**Prompt**
Search the entries for the word "address". Copy each line in which it is found.

**Dataset records**

* * *

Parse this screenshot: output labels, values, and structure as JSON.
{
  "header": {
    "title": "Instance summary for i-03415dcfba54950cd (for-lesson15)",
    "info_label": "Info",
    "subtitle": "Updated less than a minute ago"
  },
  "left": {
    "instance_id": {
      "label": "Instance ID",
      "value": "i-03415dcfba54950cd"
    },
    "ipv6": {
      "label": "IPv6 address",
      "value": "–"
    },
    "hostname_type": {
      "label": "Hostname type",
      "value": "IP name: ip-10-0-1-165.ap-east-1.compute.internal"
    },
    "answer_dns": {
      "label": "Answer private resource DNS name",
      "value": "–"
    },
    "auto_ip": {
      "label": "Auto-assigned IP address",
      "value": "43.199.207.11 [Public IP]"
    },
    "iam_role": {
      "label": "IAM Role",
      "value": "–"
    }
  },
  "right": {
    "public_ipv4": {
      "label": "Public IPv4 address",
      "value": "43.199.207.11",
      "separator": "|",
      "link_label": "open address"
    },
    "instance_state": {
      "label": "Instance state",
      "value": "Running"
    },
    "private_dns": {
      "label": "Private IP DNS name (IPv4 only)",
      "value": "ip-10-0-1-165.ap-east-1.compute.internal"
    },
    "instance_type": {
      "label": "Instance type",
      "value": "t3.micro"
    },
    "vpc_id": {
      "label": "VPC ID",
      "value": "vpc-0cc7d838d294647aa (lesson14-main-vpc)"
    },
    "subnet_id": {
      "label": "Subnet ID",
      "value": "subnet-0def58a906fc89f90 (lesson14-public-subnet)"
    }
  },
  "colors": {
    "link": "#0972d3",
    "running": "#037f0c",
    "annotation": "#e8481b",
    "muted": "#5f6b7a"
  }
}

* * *

**Task result**
      "label": "IPv6 address",
      "label": "Auto-assigned IP address",
      "label": "Public IPv4 address",
      "link_label": "open address"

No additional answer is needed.